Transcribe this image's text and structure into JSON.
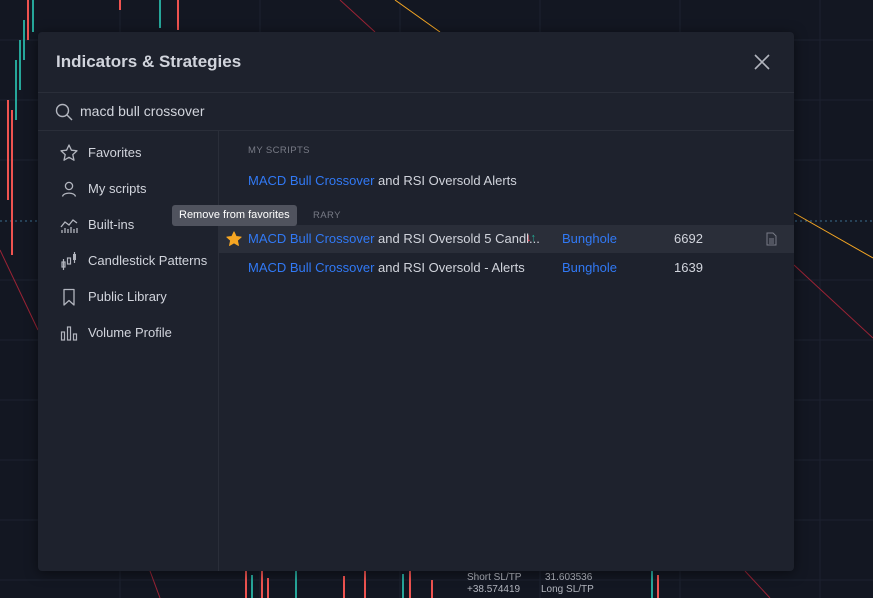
{
  "dialog": {
    "title": "Indicators & Strategies",
    "close_icon": "close-icon"
  },
  "search": {
    "value": "macd bull crossover",
    "icon": "search-icon"
  },
  "sidebar": {
    "items": [
      {
        "label": "Favorites",
        "icon": "star-outline-icon"
      },
      {
        "label": "My scripts",
        "icon": "user-icon"
      },
      {
        "label": "Built-ins",
        "icon": "built-ins-chart-icon"
      },
      {
        "label": "Candlestick Patterns",
        "icon": "candlestick-icon"
      },
      {
        "label": "Public Library",
        "icon": "bookmark-icon"
      },
      {
        "label": "Volume Profile",
        "icon": "volume-profile-icon"
      }
    ]
  },
  "results": {
    "my_scripts": {
      "header": "MY SCRIPTS",
      "rows": [
        {
          "match": "MACD Bull Crossover",
          "rest": " and RSI Oversold Alerts"
        }
      ]
    },
    "public_library": {
      "header_visible": "RARY",
      "rows": [
        {
          "match": "MACD Bull Crossover",
          "rest": " and RSI Oversold 5 Candl...",
          "author": "Bunghole",
          "likes": "6692",
          "favorite": true,
          "updown": "↓↑"
        },
        {
          "match": "MACD Bull Crossover",
          "rest": " and RSI Oversold - Alerts",
          "author": "Bunghole",
          "likes": "1639",
          "favorite": false
        }
      ]
    }
  },
  "tooltip": {
    "text": "Remove from favorites"
  },
  "chart_overlay": {
    "short_label": "Short SL/TP",
    "short_value": "+38.574419",
    "long_value": "31.603536",
    "long_label": "Long SL/TP"
  },
  "colors": {
    "background": "#131722",
    "dialog": "#1e222d",
    "accent_blue": "#3179f5",
    "text": "#d1d4dc",
    "muted": "#787b86",
    "highlight_row": "#2a2e39",
    "star": "#f6a623"
  }
}
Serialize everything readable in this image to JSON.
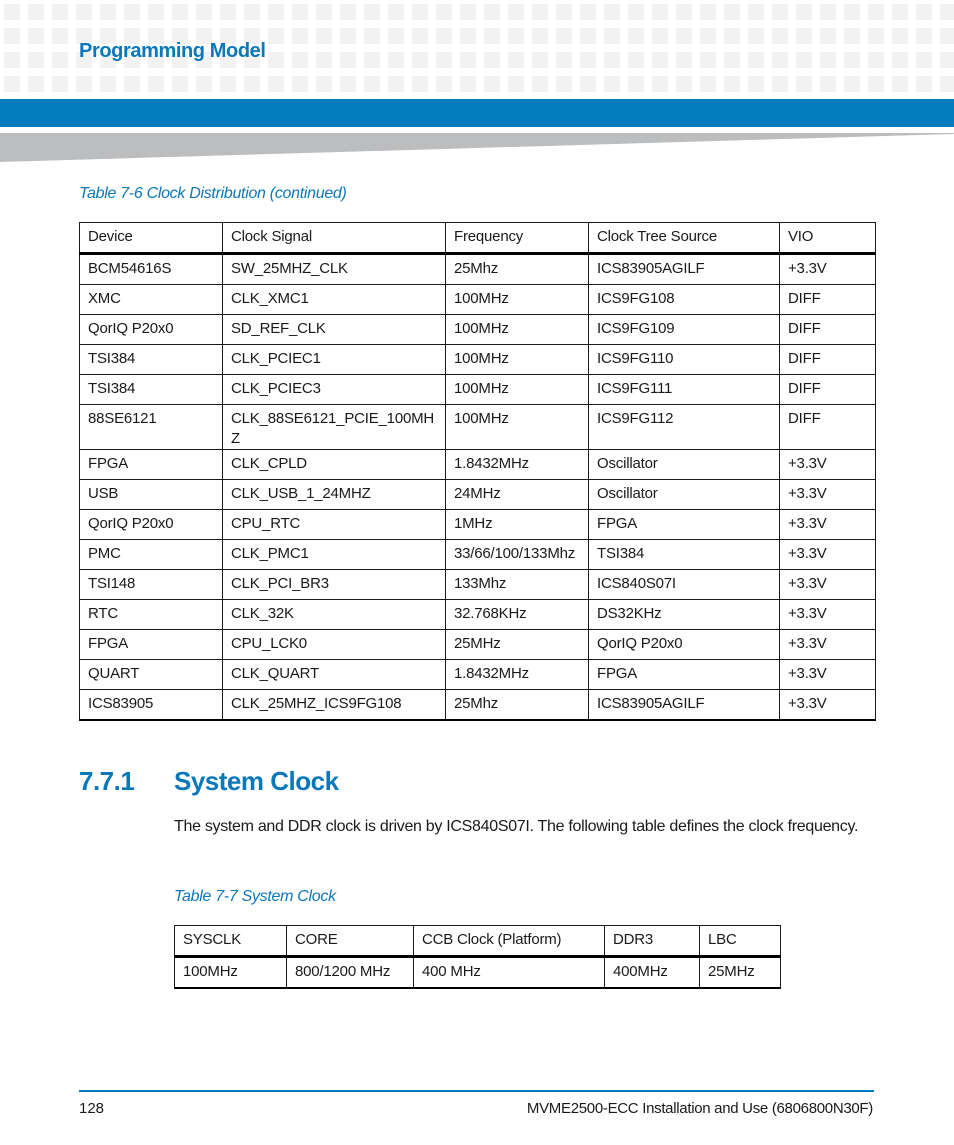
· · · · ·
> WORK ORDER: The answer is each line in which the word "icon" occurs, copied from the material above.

> SOLUTION TO THE PROBLEM:
    "close_icon": "close-icon"
    "icon": "search-icon"
        "icon": "star-outline-icon"
        "icon": "user-icon"
        "icon": "built-ins-chart-icon"
        "icon": "candlestick-icon"
        "icon": "bookmark-icon"
        "icon": "volume-profile-icon"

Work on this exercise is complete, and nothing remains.